These two builds are nearly identical. The only difference between them is one has a threaded barrel, making it an “assault weapon” according to H.R. 1808. The non-threaded barrel model actually has a higher muzzle velocity, due to a slightly longer barrel, meaning greater terminal ballistics. The threaded barrel allows you to attach a suppressor, so it helps to protect your hearing and the hearing of people around you. Politicians have no measurable metric to indicate that a rifle with a threaded barrel poses any specific threat.
Let’s think about ARs and AKs. This is an ordinary firearm at gun ranges, hunting camps, and shooting competitions across the country.

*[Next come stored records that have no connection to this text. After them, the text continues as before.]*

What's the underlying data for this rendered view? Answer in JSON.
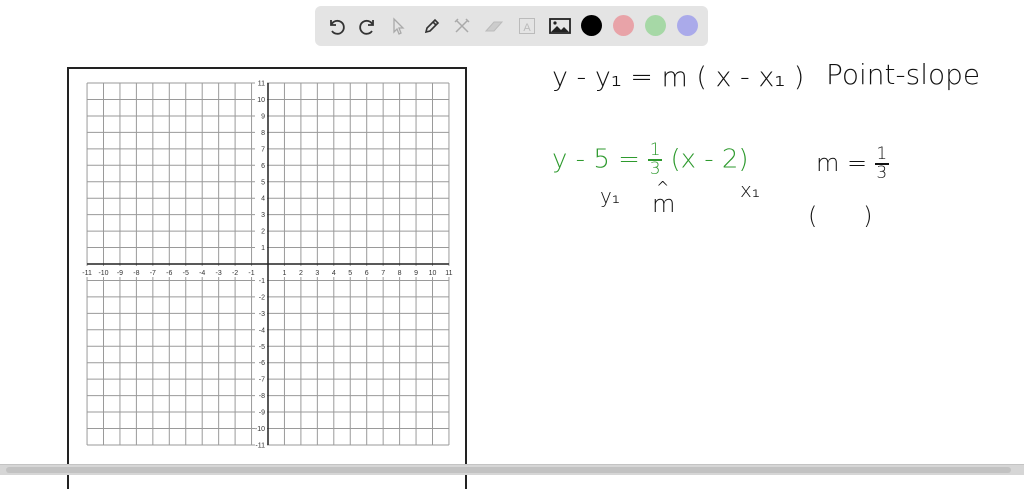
{
  "toolbar": {
    "tools": [
      "undo-icon",
      "redo-icon",
      "select-icon",
      "pen-icon",
      "tools-icon",
      "eraser-icon",
      "text-icon",
      "image-icon"
    ],
    "colors": [
      {
        "name": "black",
        "hex": "#000000"
      },
      {
        "name": "pink",
        "hex": "#e8a3a8"
      },
      {
        "name": "green",
        "hex": "#a6d8a6"
      },
      {
        "name": "purple",
        "hex": "#aaaaea"
      }
    ]
  },
  "graph": {
    "x_ticks": [
      "-11",
      "-10",
      "-9",
      "-8",
      "-7",
      "-6",
      "-5",
      "-4",
      "-3",
      "-2",
      "-1",
      "1",
      "2",
      "3",
      "4",
      "5",
      "6",
      "7",
      "8",
      "9",
      "10",
      "11"
    ],
    "y_ticks": [
      "11",
      "10",
      "9",
      "8",
      "7",
      "6",
      "5",
      "4",
      "3",
      "2",
      "1",
      "-1",
      "-2",
      "-3",
      "-4",
      "-5",
      "-6",
      "-7",
      "-8",
      "-9",
      "-10",
      "-11"
    ]
  },
  "notes": {
    "formula": "y - y₁ = m ( x - x₁ )",
    "formula_label": "Point-slope",
    "example_lhs": "y - ",
    "example_y1": "5",
    "example_eq": " = ",
    "example_m_num": "1",
    "example_m_den": "3",
    "example_rest": " (x - 2)",
    "label_y1": "y₁",
    "label_m_arrow": "^",
    "label_m": "m",
    "label_x1": "x₁",
    "slope_lhs": "m = ",
    "slope_num": "1",
    "slope_den": "3",
    "point_parens": "(      )"
  },
  "colors": {
    "ink": "#111111",
    "green": "#2e9a2e"
  }
}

Millions of responsible, law-abiding citizens currently own this rifle. This is the most popular rifle in America and as pictured, gun owners would violate H.R. 1808 in 5 different ways: adjustable stock, pistol grip, threaded barrel, barrel shroud, and magazine. “The MSR (AR/AK) remains the most-popular selling centerfire semi-automatic rifle in the United States today.” per the NSSF. There are more MSRs in circulation (24 million) today than there are Ford F-Series trucks (16.8 million) on the road.
Which Politicians Voted For H.R 1808?

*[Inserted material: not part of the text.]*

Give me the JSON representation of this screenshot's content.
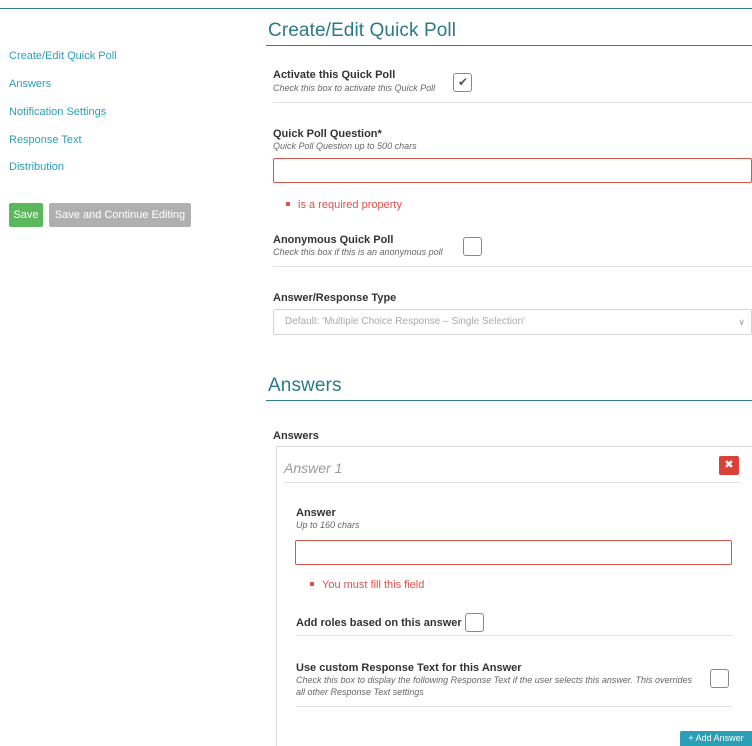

As of August 2022, the United States Congress is composed of 220 Democrats and 211 Republicans, H.R. 1808 passed the house with a vote of 217-213. 215 Democrats supported this infringement, while only two Republicans voted in favor: Brian Fitzpatrick (R-PA) and Chris Jacobs (R-NY). (note: Gonzalez (R-OH) withheld his vote).
Exemptions from H.R.1808
There are entities in the US that would be exempt from HR 1808. Those include: a department or agency of the United States, a department, agency, or political subdivision of a State, and law enforcement (whether on or off duty). Even if this bill passes, the aforementioned people will be allowed to continue to own and operate firearms deemed too dangerous for everyone else. The bill also exempts certain weapons including antique or inoperable firearms. That gun in a frame above your fireplace? Likely okay. Your every day carry in your holster? Maybe not. You may not be able to own or purchase weapons for common use but the FBI, ATF, DHS, local law enforcement, campus security, and even the Department of Agriculture will still have access to these weapons and more!
What Comes Next and How You Can Protect Your 2A Rights
H.R. 1808 passed the House and will now go to the Senate for another vote. Currently the Senate is composed of 50 Republicans, 48 Democrats, and 2 Independents. This bill would require 60 votes to pass, and would then go to President Joe Biden to be signed into law.
When will the Senate vote on HR 1808? Currently, there is not a date set for the Senate to vote on H.R.1808. These politicians are taking a month-long recess from August 6 to September 6, 2022. A vote could take place after September 7, 2022.
Will H.R. 1808 pass the senate? Many believe the odds are against it, 10 Republicans would have to vote against the party position. You have a voice when it comes to the bill passing, you can contact your Senator to share your opinion.
The Second Amendment of the United States Constitution states “A well regulated Militia, being necessary to the security of a free State, the right of the people to keep and bear Arms, shall not be infringed.” Many would consider banning some of the most common tools in the country to be an infringement. The Framers of the Constitution guaranteed civil liberties for the inalienable right to own weapons in the Bill of Rights.